IRIS, established in 1985, is situated within the science branch of EPA, the Office of Research and Development (ORD). That placement is intentional: ORD is not a regulatory branch, and placing IRIS there was intended to create an arms-length separation and a degree of independence from the EPA program offices that make regulatory decisions, decisions that necessarily consider more than science and can get caught up in political battles. As stated on EPA’s website:
The placement of the IRIS Program in ORD is intentional. It ensures that IRIS can develop impartial toxicity information independent of its use by EPA’s program and regional offices to set national standards and clean up hazardous sites.
The science IRIS does serves all parts of EPA – all of its program offices and its 10 EPA regions – where it is used to inform air and water pollution limits, waste site cleanup standards and other risk levels and regulatory actions. IRIS chemical hazard characterizations are also widely relied on by other federal agencies and other countries, as well as state and local governments (see this letter of support for IRIS from the Environmental Council of the States).
The IRIS assessment of formaldehyde has a long, convoluted, and contentious history that I will only touch on here before focusing on the latest chapter of this saga.
- In 2011, the National Academy of Sciences (NAS) reviewed the assessment and issued a report quite critical of the assessment’s structure and its presentation and analysis of evidence, though not of its conclusions regarding formaldehyde’s hazards. The report made numerous recommendations for improving the assessment and the IRIS process. That report led EPA to undertake a major overhaul of IRIS, in addition to redoing its formaldehyde assessment.

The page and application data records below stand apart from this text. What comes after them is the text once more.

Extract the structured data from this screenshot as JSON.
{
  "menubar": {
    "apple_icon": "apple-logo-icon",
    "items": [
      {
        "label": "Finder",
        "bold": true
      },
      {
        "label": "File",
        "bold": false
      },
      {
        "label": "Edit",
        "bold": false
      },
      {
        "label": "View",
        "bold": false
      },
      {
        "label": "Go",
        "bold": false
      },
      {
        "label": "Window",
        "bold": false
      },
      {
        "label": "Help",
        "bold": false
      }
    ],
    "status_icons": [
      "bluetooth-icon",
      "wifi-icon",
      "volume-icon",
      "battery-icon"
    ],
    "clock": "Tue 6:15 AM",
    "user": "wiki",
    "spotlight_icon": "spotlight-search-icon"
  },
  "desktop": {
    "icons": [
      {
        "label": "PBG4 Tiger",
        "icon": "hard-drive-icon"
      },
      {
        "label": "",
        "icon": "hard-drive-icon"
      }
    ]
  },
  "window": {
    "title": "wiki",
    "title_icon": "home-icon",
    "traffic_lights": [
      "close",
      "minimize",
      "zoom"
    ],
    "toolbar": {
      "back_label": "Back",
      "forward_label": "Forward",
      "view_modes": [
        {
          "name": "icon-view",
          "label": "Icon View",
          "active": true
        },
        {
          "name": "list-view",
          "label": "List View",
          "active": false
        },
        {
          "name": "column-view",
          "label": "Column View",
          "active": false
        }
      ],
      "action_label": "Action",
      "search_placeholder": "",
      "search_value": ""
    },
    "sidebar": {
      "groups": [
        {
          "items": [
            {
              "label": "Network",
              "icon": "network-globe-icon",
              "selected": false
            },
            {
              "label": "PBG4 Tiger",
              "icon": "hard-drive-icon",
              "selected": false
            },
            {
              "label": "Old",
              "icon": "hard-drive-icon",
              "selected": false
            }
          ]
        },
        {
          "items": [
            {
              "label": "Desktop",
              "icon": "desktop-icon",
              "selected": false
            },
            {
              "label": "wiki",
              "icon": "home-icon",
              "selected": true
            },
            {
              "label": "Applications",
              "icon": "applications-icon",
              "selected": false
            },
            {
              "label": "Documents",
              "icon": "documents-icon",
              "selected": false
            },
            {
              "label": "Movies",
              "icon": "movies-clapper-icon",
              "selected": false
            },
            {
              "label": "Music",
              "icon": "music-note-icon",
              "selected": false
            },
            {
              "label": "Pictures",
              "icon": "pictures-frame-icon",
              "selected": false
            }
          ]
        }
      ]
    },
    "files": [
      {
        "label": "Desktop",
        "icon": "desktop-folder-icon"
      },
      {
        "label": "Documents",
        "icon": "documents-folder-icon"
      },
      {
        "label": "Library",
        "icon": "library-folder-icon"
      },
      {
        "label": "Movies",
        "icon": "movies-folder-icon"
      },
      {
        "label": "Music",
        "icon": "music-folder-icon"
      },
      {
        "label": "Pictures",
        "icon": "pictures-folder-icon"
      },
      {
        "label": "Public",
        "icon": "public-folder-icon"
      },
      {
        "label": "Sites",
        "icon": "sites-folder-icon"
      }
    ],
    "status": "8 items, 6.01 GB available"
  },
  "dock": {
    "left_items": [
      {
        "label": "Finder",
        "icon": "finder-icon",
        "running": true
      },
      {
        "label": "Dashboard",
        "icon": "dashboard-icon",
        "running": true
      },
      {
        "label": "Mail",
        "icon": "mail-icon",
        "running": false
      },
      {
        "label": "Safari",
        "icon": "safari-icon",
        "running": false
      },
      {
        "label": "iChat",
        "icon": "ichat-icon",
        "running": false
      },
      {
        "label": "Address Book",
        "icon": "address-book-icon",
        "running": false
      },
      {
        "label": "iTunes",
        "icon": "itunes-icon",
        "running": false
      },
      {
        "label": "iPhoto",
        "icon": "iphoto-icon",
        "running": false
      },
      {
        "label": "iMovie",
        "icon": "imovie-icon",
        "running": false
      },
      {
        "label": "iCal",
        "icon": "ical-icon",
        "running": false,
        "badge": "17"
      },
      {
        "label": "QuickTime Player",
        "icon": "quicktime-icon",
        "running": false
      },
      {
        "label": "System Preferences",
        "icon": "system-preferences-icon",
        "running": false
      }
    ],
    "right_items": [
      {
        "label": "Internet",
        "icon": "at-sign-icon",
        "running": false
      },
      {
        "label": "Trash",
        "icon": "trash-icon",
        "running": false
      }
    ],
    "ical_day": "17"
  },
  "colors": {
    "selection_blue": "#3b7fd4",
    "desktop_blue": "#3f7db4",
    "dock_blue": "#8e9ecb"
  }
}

- In 2014, the NAS reviewed IRIS’ progress in implementing its recommendations, and issued a new report that gave the program high marks, noting it had made more progress at a faster pace than had been expected.
- Also in 2014, the NAS affirmed a separate finding by the National Toxicology Program (NTP) that formaldehyde is a known human carcinogen and linked to nasopharyngeal cancer, sinonasal cancer, and myeloid leukemia. In response to that finding, the chemical industry’s main trade association, the American Chemistry Council (ACC), issued a press release smearing the NTP.
- In 2017, EPA’s Science Advisory Board (SAB) also reviewed IRIS’ progress and issued a highly favorable report.
- In April 2018, the NAS conducted yet another review of IRIS and again specifically assessed the extent to which EPA had made progress in responding to its earlier 2011 and 2014 recommendations, yielding yet another positive report. In response, ACC issued a press release claiming it knows better than the nation’s most august scientific body.
- In January 2018, EPA’s IRIS report to Congress indicated that “IRIS plans to deliver an External Review of its Formaldehyde Assessment for public comment and peer review in FY18.”
Enter the Trump EPA…